Content starts
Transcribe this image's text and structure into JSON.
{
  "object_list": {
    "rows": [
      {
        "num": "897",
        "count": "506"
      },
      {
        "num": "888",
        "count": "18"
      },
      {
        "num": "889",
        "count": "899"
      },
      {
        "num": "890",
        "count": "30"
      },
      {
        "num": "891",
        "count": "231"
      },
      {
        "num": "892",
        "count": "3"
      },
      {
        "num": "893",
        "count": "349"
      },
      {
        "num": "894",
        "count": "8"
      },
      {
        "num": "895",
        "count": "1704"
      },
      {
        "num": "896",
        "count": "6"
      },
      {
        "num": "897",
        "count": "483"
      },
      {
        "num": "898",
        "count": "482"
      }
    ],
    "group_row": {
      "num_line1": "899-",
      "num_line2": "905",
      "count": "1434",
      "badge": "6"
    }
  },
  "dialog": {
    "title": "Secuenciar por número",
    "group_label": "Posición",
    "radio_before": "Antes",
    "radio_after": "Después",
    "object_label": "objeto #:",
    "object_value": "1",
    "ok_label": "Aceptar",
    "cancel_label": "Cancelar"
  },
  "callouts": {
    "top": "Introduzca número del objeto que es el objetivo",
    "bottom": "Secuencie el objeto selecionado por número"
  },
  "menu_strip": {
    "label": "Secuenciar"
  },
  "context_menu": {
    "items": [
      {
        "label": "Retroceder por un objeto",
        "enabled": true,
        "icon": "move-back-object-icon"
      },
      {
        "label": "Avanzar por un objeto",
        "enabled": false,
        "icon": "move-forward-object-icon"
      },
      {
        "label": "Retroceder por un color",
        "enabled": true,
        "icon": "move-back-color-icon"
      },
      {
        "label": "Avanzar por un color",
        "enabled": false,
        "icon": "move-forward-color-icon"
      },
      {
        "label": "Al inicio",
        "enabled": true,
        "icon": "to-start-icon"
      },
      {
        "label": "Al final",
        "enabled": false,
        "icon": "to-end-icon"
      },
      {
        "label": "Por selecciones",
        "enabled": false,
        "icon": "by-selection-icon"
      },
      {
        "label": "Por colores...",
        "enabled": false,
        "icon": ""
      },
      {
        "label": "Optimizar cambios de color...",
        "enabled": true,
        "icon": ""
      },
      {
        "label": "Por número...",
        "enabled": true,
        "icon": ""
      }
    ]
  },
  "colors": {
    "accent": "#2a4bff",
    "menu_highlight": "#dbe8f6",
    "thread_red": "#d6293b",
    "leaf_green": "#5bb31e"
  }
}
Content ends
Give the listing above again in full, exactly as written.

Transcribe this image's text and structure into JSON.
{
  "object_list": {
    "rows": [
      {
        "num": "897",
        "count": "506"
      },
      {
        "num": "888",
        "count": "18"
      },
      {
        "num": "889",
        "count": "899"
      },
      {
        "num": "890",
        "count": "30"
      },
      {
        "num": "891",
        "count": "231"
      },
      {
        "num": "892",
        "count": "3"
      },
      {
        "num": "893",
        "count": "349"
      },
      {
        "num": "894",
        "count": "8"
      },
      {
        "num": "895",
        "count": "1704"
      },
      {
        "num": "896",
        "count": "6"
      },
      {
        "num": "897",
        "count": "483"
      },
      {
        "num": "898",
        "count": "482"
      }
    ],
    "group_row": {
      "num_line1": "899-",
      "num_line2": "905",
      "count": "1434",
      "badge": "6"
    }
  },
  "dialog": {
    "title": "Secuenciar por número",
    "group_label": "Posición",
    "radio_before": "Antes",
    "radio_after": "Después",
    "object_label": "objeto #:",
    "object_value": "1",
    "ok_label": "Aceptar",
    "cancel_label": "Cancelar"
  },
  "callouts": {
    "top": "Introduzca número del objeto que es el objetivo",
    "bottom": "Secuencie el objeto selecionado por número"
  },
  "menu_strip": {
    "label": "Secuenciar"
  },
  "context_menu": {
    "items": [
      {
        "label": "Retroceder por un objeto",
        "enabled": true,
        "icon": "move-back-object-icon"
      },
      {
        "label": "Avanzar por un objeto",
        "enabled": false,
        "icon": "move-forward-object-icon"
      },
      {
        "label": "Retroceder por un color",
        "enabled": true,
        "icon": "move-back-color-icon"
      },
      {
        "label": "Avanzar por un color",
        "enabled": false,
        "icon": "move-forward-color-icon"
      },
      {
        "label": "Al inicio",
        "enabled": true,
        "icon": "to-start-icon"
      },
      {
        "label": "Al final",
        "enabled": false,
        "icon": "to-end-icon"
      },
      {
        "label": "Por selecciones",
        "enabled": false,
        "icon": "by-selection-icon"
      },
      {
        "label": "Por colores...",
        "enabled": false,
        "icon": ""
      },
      {
        "label": "Optimizar cambios de color...",
        "enabled": true,
        "icon": ""
      },
      {
        "label": "Por número...",
        "enabled": true,
        "icon": ""
      }
    ]
  },
  "colors": {
    "accent": "#2a4bff",
    "menu_highlight": "#dbe8f6",
    "thread_red": "#d6293b",
    "leaf_green": "#5bb31e"
  }
}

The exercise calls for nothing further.